Volume 22, Issue 5-6, Pages 293-301

Relationship of the 1793G-A and 677C-T Polymorphisms of the 5,10-Methylenetetrahydrofolate Reductase Gene to Coronary Artery Disease

Cory B. Kebert,1 June E. Eichner,2 William E. Moore,2 Eliot Schechter,3 Takuro Yaoi,4 Steve Vogel,1 Richard A. Allen,1 and S. Terence Dunn1

1Department of Pathology, University of Oklahoma Health Sciences Center, Oklahoma City, OK, 73104, USA
2University of Oklahoma Prevention Research Center, University of Oklahoma Health Sciences Center, Oklahoma City, OK 73104, USA
3Department of Medicine, University of Oklahoma Health Sciences Center, Oklahoma City, OK 73104, USA
4FreshGene, Inc., 200 Mason Circle, Suite C, Concord, CA 94520, USA

Received 18 January 2007; Accepted 18 January 2007

Copyright © 2006 Hindawi Publishing Corporation.
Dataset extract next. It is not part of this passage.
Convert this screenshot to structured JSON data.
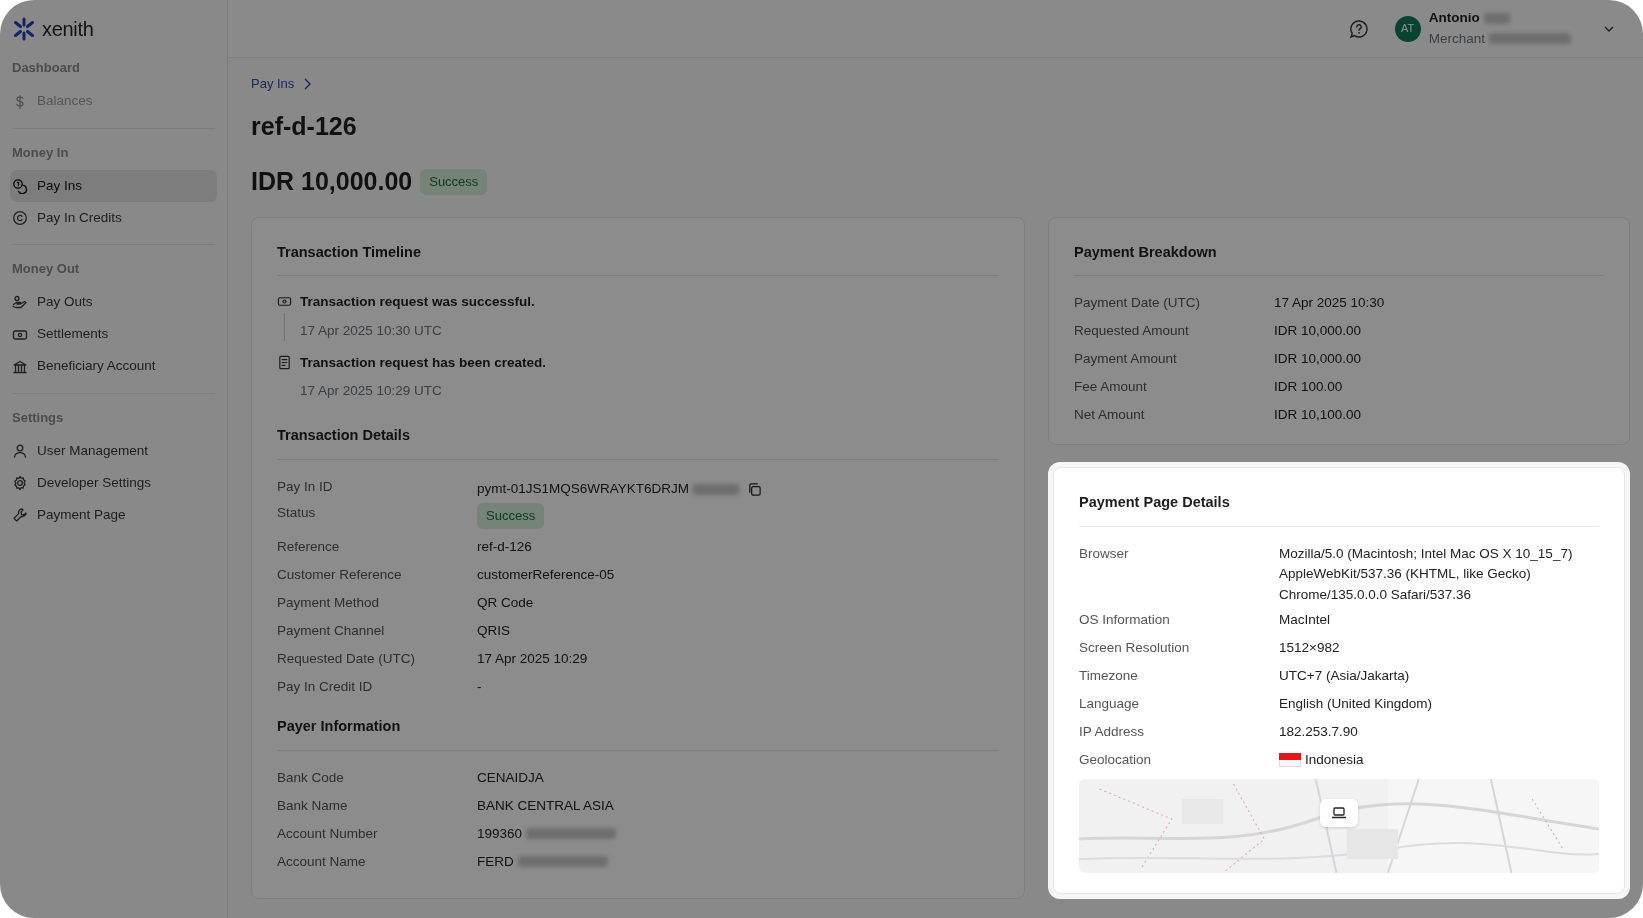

This is an open access article distributed under the Creative Commons Attribution License, which permits unrestricted use, distribution, and reproduction in any medium, provided the original work is properly cited.
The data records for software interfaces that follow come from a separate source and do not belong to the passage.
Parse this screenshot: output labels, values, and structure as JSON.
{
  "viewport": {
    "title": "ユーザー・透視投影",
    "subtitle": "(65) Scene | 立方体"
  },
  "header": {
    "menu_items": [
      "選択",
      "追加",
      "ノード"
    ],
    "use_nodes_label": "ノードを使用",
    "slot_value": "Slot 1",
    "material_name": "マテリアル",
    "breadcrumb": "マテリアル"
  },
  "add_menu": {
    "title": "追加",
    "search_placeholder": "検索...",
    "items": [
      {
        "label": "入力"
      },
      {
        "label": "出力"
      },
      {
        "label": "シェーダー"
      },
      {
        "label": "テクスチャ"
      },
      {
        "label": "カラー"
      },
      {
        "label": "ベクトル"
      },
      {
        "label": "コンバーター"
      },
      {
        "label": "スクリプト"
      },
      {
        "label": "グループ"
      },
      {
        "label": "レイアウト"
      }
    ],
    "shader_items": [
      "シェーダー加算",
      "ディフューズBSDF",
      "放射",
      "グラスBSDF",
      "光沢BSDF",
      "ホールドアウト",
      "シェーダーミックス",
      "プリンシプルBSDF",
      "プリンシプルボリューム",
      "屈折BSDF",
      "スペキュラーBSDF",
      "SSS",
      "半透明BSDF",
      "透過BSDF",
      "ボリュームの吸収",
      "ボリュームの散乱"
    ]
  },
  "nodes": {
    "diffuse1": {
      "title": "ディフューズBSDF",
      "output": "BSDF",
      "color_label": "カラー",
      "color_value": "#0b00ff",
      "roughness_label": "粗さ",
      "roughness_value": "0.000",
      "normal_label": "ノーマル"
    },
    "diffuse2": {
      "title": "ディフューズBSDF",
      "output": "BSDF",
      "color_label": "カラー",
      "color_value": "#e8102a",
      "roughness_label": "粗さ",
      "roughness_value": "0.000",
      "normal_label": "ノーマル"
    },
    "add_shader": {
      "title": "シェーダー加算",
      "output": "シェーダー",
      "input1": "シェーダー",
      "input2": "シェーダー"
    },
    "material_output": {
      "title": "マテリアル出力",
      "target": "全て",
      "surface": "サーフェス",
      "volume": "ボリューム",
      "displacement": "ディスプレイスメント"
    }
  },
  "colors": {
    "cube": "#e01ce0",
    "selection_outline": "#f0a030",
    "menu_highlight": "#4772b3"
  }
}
Numerous studies have investigated the relationship between polymorphisms, in particular 677C-T and 1298A-C, of the methylene-tetrahydrofolate reductase (MTHFR) gene and coronary artery disease (CAD) with conflicting results. This study investigates the potential association of two point mutations in MTHFR, 677C-T and 1793G-A, along with other risk factors, with CAD. This is the first hospital-based study to investigate 1793G-A in this context. Genotype analysis was performed on 729 Caucasians and 66 African Americans undergoing coronary angiography using a novel PCR-based assay involving formation of Holliday junctions. Allelic frequencies for 677C-T were 66.2% C and 33.8% T for Caucasians and 90.9% C and 9.1% T for African Americans. With respect to the 1793G-A polymorphism, allelic frequencies were 94.7% G and 5.3% A for Caucasians and 99.2% G and 0.8% A for African Americans. Disease associations were examined in the Caucasian patients due to their greater genotype variability and larger number in the patient cohort. Results suggest that neither 677CT heterozygotes (OR-1.36; 95% CI 0.95 to 1.96) nor mutant homozygotes (OR-0.73; 95% CI 0.44 to 1.20) have either an increased or decreased risk for CAD compared to the 677CC genotype. Likewise, the 1793GA genotype did not demonstrate a statistically significant association with CAD compared to 1793GG patients (OR-0.79; 95% CI 0.47 to 1.33). Mean homocysteine levels (μmol/L) increased from normal to mutant for 677C-T (677CC: 10.2; 677CT: 11.0; 677TT: 11.6) and normal to heterozygous in 1793G-A (1793GG: 10.7; 1793GA: 11.5). These MTHFR polymorphisms did not contribute to the prediction of clinically defined CAD in Caucasians.